I knew I wanted to blog, but I didn’t think that I had the prerequisite thick skin. So I essentially had to trick myself into believing that if I was going to write, I was going to write for a particular audience – in my case, video game players – and not the general populace. I knew that I couldn’t connect with any and all video game bloggers, but I felt confident enough in my knowledge and writing skills to believe that I could probably cultivate a small group of interested followers. And if I didn’t, it was at least worth trying.
Well, it worked! For my first two years of blogging, my stats soared! I started in 2011, and by 2013, I had somehow managed to reach tens of thousands of readers. I had garnered a healthy number of followers, and comments, while they didn’t flow as freely as wine, were pretty steady. Sure, I posted the occasional dud of an article, but that’s life.

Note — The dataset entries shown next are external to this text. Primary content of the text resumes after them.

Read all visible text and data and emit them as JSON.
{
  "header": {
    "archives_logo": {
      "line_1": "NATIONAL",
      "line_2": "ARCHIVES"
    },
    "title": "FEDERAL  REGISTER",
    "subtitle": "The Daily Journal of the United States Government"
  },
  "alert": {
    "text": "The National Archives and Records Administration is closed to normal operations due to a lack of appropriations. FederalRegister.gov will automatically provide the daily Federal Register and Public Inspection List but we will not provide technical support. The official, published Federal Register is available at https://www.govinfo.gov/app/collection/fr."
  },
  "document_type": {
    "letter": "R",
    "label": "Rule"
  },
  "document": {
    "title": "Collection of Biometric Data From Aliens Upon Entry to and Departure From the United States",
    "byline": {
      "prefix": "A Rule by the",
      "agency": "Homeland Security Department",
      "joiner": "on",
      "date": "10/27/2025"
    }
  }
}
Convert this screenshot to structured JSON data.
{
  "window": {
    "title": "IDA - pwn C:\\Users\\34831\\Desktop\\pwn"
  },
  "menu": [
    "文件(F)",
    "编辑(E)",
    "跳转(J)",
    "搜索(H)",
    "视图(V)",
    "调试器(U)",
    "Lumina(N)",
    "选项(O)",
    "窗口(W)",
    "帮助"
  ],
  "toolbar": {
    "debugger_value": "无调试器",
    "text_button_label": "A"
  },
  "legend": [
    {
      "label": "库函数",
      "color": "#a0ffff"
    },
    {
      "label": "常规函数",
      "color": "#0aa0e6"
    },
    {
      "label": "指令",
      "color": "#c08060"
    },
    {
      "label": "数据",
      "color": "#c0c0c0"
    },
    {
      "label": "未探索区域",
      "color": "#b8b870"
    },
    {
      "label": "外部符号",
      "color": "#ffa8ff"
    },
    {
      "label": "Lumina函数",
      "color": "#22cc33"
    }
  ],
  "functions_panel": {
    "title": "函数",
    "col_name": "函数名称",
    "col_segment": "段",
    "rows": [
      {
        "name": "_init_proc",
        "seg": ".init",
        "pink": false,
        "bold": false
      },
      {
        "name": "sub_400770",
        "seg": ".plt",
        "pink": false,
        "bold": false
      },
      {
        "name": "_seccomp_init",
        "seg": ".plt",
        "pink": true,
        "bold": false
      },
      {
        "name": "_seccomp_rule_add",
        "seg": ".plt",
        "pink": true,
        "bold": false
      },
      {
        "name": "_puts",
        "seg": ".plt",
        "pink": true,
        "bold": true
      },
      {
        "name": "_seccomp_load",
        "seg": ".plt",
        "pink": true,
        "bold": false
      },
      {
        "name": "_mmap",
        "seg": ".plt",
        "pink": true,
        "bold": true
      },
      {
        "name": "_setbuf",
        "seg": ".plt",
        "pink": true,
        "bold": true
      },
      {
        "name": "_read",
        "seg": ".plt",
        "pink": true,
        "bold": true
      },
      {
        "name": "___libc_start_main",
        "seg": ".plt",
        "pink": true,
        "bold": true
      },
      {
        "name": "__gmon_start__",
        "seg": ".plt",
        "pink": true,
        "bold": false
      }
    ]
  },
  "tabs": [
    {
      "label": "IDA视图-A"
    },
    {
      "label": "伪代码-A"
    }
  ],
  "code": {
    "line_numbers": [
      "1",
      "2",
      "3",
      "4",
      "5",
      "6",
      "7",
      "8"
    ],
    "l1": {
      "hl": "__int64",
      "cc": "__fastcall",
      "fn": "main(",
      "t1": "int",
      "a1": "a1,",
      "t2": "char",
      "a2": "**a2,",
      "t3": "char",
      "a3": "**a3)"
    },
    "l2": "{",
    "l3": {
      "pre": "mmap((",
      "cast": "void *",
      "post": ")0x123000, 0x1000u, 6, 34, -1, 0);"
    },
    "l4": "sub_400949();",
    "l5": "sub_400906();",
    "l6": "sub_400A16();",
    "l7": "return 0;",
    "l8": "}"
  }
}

And then, in 2014, I took a leap. By the end of 2013, I realized that I really didn’t have enough video game nostalgia stories to maintain my momentum. So I stepped into a different realm of nostalgia (a 1980s childhood) and started telling different stories. And that’s when things changed. Even though I felt that the quality of my writing was improving, and I was really enjoying the change of mental scenery, my stats plateaued and then began dropping. A number of regular followers just keeled off the face of the Earth (I guess), and I wondered what had happened to them. Where had they all gone? Were they alright?? What had that caused them to stop participating?? WHY DIDN’T THEY LOVE ME ANYMORE??!!
And that was when I realized that I had been doing it wrong. “It” being blogging, not Pennywise. Boy, that new IT movie looks good…
Although I had started writing about things and stuff that I enjoyed, I was still in the mindset of writing for an “audience,” for my followers. And though I adored and respected anyone who stopped by here to read or comment, the fact of the matter was that “followers” were amorphous, ambiguous, and transient. This is a true as it was in 2014 as it is now. Of course, most of them are people (bots aside), but people are people outside of their online personas. They have things to do, which may or may not include checking your self-proclaimed awesome blog every day. It doesn’t mean that they don’t adore and respect you. But it does mean that your blog has to, first and foremost, be for YOU, because followers and statistics will come and go. My blog is for ME. Once I learned that lesson, I was free. Free to be as relevant or goofy or immoral or serious as I wanted to be in this space. I don’t care that my stats will never reach my 2013 heights, because my current content satisfies me. And the discussions that some amazing people want to have about it, are goddamn fantastic. It’s amazing and very humbling.
So that’s my story. What’s yours? I’ll take The Well-Red Mage’s cue and say leave a comment or write your own post. And if you choose the latter, trying to keep the train a’rolling by including that image and links back to the original post. Look, I’ll even include it again so you don’t have to scroll back. Because I’m totally cool like that.